(THE TASK): Exact copy, no pictures: set down the lines from the one holding "Transcribe this image's" through the final line of the records below.

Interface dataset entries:
+-------+

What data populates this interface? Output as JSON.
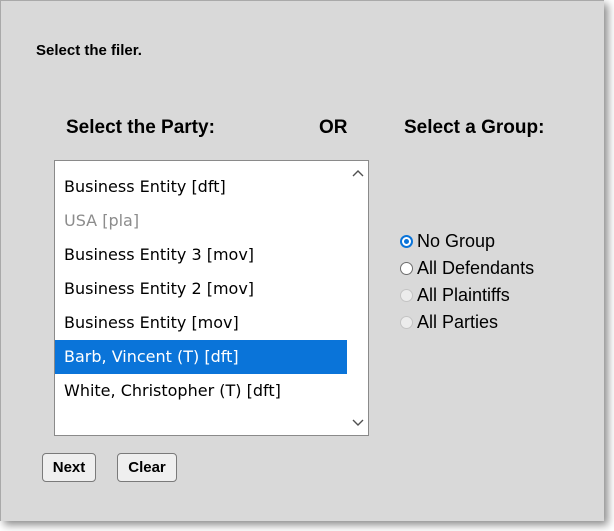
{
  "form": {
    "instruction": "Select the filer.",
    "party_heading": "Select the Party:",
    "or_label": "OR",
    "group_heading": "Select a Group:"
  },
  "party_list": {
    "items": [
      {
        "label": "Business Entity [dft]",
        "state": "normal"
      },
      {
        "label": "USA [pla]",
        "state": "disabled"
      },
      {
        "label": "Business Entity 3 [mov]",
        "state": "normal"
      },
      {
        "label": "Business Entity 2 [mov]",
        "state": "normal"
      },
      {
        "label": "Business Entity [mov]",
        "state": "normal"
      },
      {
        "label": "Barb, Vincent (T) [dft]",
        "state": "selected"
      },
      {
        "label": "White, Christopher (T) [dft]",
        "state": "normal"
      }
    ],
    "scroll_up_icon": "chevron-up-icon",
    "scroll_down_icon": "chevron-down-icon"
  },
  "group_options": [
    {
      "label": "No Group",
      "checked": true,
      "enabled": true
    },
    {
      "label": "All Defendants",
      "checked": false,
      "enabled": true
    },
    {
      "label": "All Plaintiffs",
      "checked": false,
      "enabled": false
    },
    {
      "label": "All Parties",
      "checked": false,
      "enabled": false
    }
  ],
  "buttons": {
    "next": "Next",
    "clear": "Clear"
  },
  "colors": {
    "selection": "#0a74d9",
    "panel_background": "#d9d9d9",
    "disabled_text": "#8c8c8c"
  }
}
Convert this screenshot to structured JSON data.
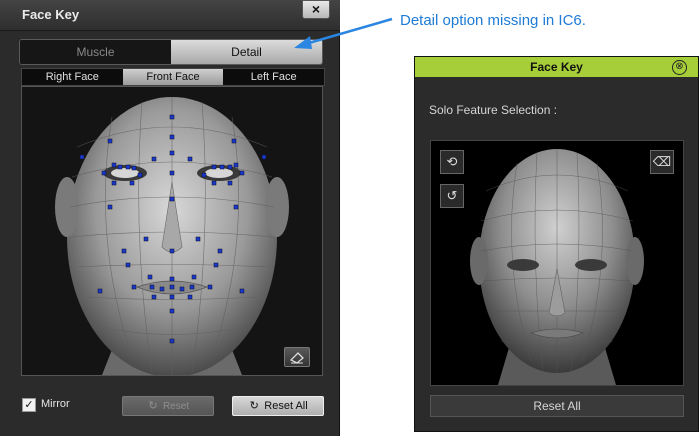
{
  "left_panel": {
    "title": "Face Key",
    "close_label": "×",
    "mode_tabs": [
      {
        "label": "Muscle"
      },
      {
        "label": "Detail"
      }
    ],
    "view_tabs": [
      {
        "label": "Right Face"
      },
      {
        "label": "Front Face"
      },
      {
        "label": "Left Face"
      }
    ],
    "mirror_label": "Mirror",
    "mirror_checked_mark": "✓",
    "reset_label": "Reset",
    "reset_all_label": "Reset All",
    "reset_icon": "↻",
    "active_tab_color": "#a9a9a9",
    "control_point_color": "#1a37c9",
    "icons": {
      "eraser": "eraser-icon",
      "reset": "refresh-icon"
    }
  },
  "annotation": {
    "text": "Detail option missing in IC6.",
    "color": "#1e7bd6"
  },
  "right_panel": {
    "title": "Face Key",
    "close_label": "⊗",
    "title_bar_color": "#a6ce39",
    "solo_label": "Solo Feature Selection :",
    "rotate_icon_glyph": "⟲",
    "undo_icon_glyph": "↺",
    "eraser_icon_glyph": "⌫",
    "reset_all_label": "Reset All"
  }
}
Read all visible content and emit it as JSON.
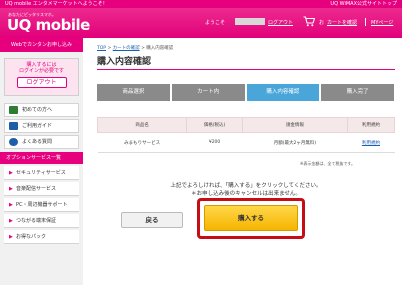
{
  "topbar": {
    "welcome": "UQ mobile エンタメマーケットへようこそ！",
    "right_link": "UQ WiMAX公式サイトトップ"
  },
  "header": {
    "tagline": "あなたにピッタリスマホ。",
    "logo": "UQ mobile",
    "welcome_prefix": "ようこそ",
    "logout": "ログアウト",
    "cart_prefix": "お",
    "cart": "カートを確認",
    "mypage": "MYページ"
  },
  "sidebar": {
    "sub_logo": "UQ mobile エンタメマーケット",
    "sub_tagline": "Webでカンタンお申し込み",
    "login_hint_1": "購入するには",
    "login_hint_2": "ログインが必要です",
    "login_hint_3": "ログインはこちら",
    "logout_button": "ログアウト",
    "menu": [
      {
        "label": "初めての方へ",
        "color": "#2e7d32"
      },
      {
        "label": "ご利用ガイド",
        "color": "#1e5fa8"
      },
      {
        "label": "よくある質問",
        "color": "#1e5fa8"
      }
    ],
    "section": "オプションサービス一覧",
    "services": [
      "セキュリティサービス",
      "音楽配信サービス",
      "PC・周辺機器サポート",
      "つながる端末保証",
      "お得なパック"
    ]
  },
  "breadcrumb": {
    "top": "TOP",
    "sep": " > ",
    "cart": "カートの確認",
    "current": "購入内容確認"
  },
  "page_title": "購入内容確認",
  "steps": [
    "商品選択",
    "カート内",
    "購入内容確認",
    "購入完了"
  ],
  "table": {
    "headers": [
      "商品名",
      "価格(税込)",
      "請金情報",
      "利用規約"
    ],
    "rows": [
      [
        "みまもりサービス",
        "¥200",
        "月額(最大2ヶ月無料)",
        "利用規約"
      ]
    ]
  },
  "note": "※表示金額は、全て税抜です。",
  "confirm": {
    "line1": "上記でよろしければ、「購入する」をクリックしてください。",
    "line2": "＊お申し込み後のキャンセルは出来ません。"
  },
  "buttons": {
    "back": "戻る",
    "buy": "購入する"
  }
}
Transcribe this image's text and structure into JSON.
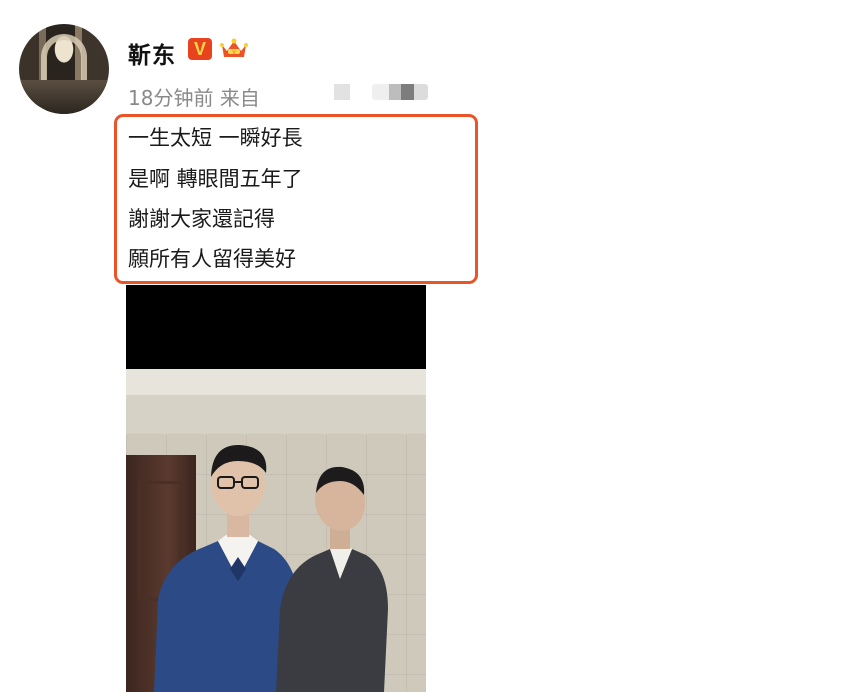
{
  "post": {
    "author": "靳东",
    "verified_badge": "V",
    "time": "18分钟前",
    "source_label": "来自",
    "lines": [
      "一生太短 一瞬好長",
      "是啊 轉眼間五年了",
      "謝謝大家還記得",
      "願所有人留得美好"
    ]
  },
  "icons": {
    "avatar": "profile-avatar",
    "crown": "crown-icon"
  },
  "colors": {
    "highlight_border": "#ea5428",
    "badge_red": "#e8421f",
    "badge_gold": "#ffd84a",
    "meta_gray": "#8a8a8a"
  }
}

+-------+

(OUTPUT BELOW):
Transcribe this image's text and structure into JSON.
{
  "post": {
    "author": "靳东",
    "verified_badge": "V",
    "time": "18分钟前",
    "source_label": "来自",
    "lines": [
      "一生太短 一瞬好長",
      "是啊 轉眼間五年了",
      "謝謝大家還記得",
      "願所有人留得美好"
    ]
  },
  "icons": {
    "avatar": "profile-avatar",
    "crown": "crown-icon"
  },
  "colors": {
    "highlight_border": "#ea5428",
    "badge_red": "#e8421f",
    "badge_gold": "#ffd84a",
    "meta_gray": "#8a8a8a"
  }
}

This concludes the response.